Exercise prompt:
Please copy out every line in the entries that includes the word "Response".

Data to process:
• • •
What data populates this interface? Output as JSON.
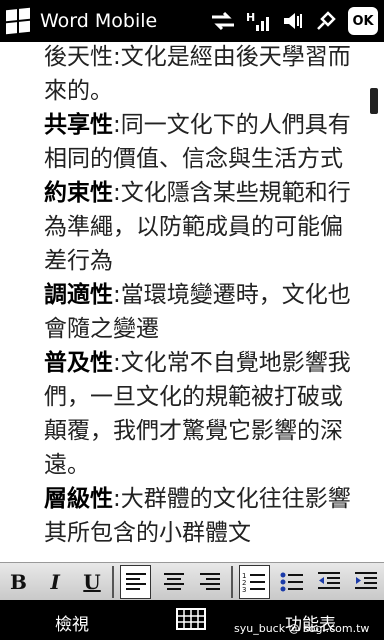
{
  "title_bar": {
    "app_title": "Word Mobile",
    "ok_label": "OK",
    "icons": [
      "windows-logo-icon",
      "sync-icon",
      "signal-icon",
      "speaker-icon",
      "charging-icon"
    ]
  },
  "document": {
    "paragraphs": [
      {
        "term": "",
        "text": "後天性:文化是經由後天學習而來的。"
      },
      {
        "term": "共享性",
        "text": ":同一文化下的人們具有相同的價值、信念與生活方式"
      },
      {
        "term": "約束性",
        "text": ":文化隱含某些規範和行為準繩，以防範成員的可能偏差行為"
      },
      {
        "term": "調適性",
        "text": ":當環境變遷時，文化也會隨之變遷"
      },
      {
        "term": "普及性",
        "text": ":文化常不自覺地影響我們，一旦文化的規範被打破或顛覆，我們才驚覺它影響的深遠。"
      },
      {
        "term": "層級性",
        "text": ":大群體的文化往往影響其所包含的小群體文"
      }
    ]
  },
  "toolbar": {
    "bold": "B",
    "italic": "I",
    "underline": "U",
    "icons": [
      "align-left-icon",
      "align-center-icon",
      "align-right-icon",
      "numbered-list-icon",
      "bulleted-list-icon",
      "decrease-indent-icon",
      "increase-indent-icon"
    ]
  },
  "softkeys": {
    "left": "檢視",
    "right": "功能表",
    "center_icon": "keyboard-icon"
  },
  "watermark": "syu_buck @ sogi.com.tw"
}
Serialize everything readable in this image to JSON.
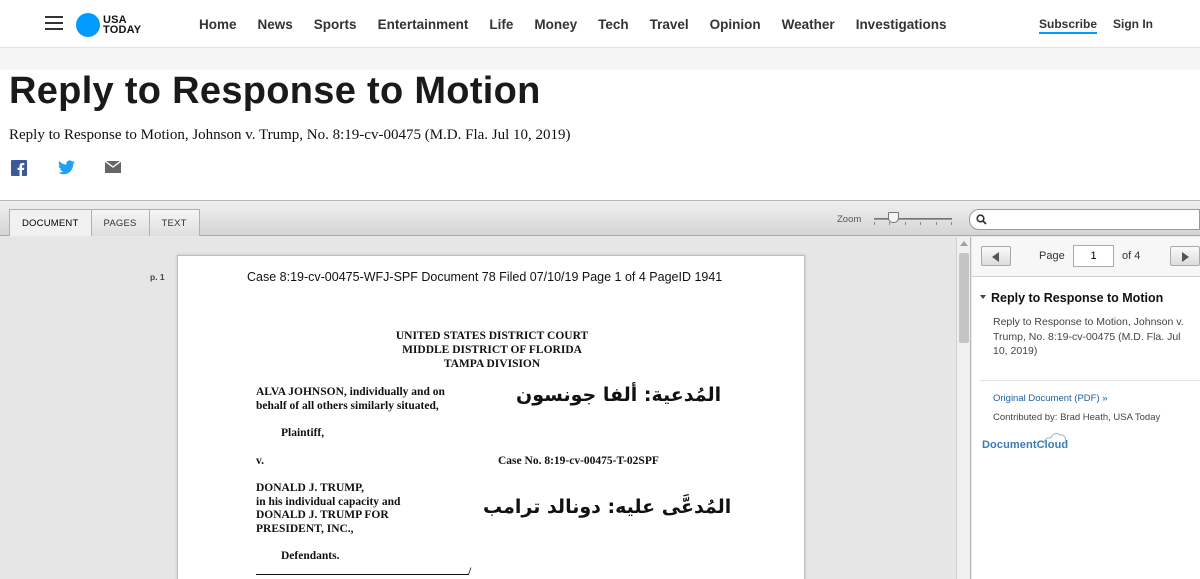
{
  "nav": {
    "logo_line1": "USA",
    "logo_line2": "TODAY",
    "links": [
      "Home",
      "News",
      "Sports",
      "Entertainment",
      "Life",
      "Money",
      "Tech",
      "Travel",
      "Opinion",
      "Weather",
      "Investigations"
    ],
    "subscribe": "Subscribe",
    "signin": "Sign In"
  },
  "header": {
    "title": "Reply to Response to Motion",
    "subtitle": "Reply to Response to Motion, Johnson v. Trump, No. 8:19-cv-00475 (M.D. Fla. Jul 10, 2019)",
    "share_icons": [
      "facebook-icon",
      "twitter-icon",
      "email-icon"
    ]
  },
  "viewer": {
    "tabs": [
      "DOCUMENT",
      "PAGES",
      "TEXT"
    ],
    "active_tab": "DOCUMENT",
    "zoom_label": "Zoom",
    "search_placeholder": "",
    "page_label": "p. 1",
    "document": {
      "case_header": "Case 8:19-cv-00475-WFJ-SPF   Document 78   Filed 07/10/19   Page 1 of 4 PageID 1941",
      "court_lines": [
        "UNITED STATES DISTRICT COURT",
        "MIDDLE DISTRICT OF FLORIDA",
        "TAMPA DIVISION"
      ],
      "plaintiff_lines": [
        "ALVA JOHNSON, individually and on",
        "behalf of all others similarly situated,"
      ],
      "plaintiff_arabic": "المُدعية: ألفا جونسون",
      "plaintiff_label": "Plaintiff,",
      "versus": "v.",
      "case_no": "Case No. 8:19-cv-00475-T-02SPF",
      "defendant_lines": [
        "DONALD J. TRUMP,",
        "in his individual capacity and",
        "DONALD J. TRUMP FOR",
        "PRESIDENT, INC.,"
      ],
      "defendant_arabic": "المُدعَّى عليه: دونالد ترامب",
      "defendant_label": "Defendants.",
      "rule_end": "/"
    },
    "sidebar": {
      "page_label": "Page",
      "current_page": "1",
      "of_label": "of 4",
      "title": "Reply to Response to Motion",
      "description": "Reply to Response to Motion, Johnson v. Trump, No. 8:19-cv-00475 (M.D. Fla. Jul 10, 2019)",
      "original_link": "Original Document (PDF) »",
      "contributed": "Contributed by: Brad Heath, USA Today",
      "brand": "DocumentCloud"
    }
  },
  "colors": {
    "brand_blue": "#009bff",
    "link_blue": "#1d5fa0",
    "documentcloud_blue": "#3a7ab6"
  }
}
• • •
Expected answer:
    "title": "Reply to Response to Motion",
    "subtitle": "Reply to Response to Motion, Johnson v. Trump, No. 8:19-cv-00475 (M.D. Fla. Jul 10, 2019)",
      "title": "Reply to Response to Motion",
      "description": "Reply to Response to Motion, Johnson v. Trump, No. 8:19-cv-00475 (M.D. Fla. Jul 10, 2019)",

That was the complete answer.